3.2 What two bits of information do you need to apply the Pigeonhole Principle to this problem?

  • Number of thirty-year olds in London, number of sixty-year olds in London
  • Average number of hairs on a human head, population of London
  • Total number of hairs on all the heads in London, capital of London
  • Average height of a Londoner, size of London
  • (Not answered)
2 marks

3.3 What does the Pigeonhole Principle reveal about data compression?

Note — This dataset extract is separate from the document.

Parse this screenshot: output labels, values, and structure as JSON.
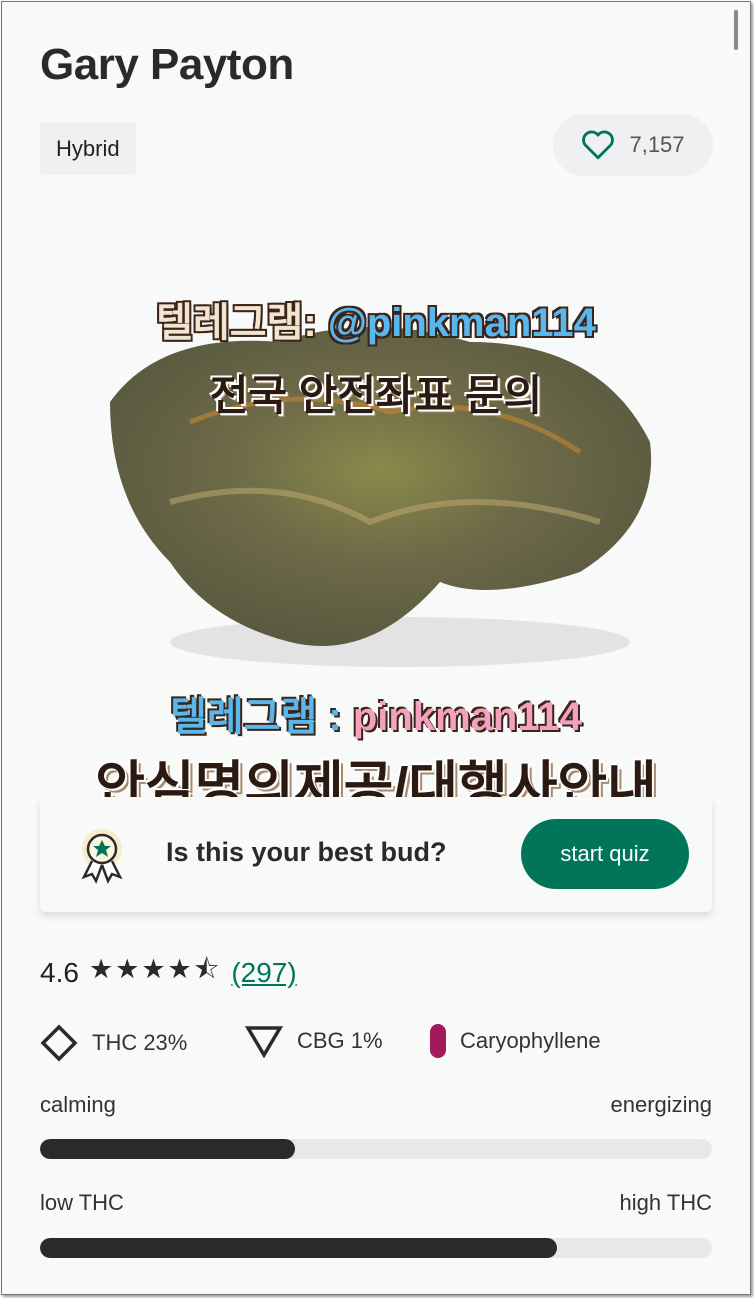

  • There’s a computer program that can compress every file to a smaller file without any loss of data
  • There’s a computer program that can compress every file into a larger file without any loss of data
  • There’s no computer program that can decompress every file into a smaller file without any loss of data
  • Files can never be compressed
  • (Not answered)

4. Intermediate Maths Challenge Problem (UKMT)

3 marks

4.1 Which of these is equal to 0.88888888... + 0.077777777...?

Note: ... signifies that the decimal is recurring.

  • 0.877777777...
  • 0.88
  • 0.955555555...
  • 0.966666666...
  • 0.988888888...
  • (Not answered)
Show Hint (–1 mark)
–1 mark

0.88888888...= 8/9 and 0.077777777.. = 7/90

5. A weekday puzzle

3 marks

5.1 If tomorrow is Saturday, what is the day after the day before yesterday?

Correct Solution: Thursday

Before you hit the SUBMIT button, here are some quick reminders:

  • You will receive your score immediately, and collect your reward points.
  • You might earn a new badge... if not, then maybe next week.
  • Make sure you go through the solution sheet – it is massively important.
  • A score of less than 50% is ok – it means you can learn lots from your mistakes.
  • The next Parallelogram is next week, at 3pm on Thursday.
  • Finally, if you missed any earlier Parallelograms, make sure you go back and complete them. You can still earn reward points and badges by completing missed Parallelograms.

Cheerio, Simon.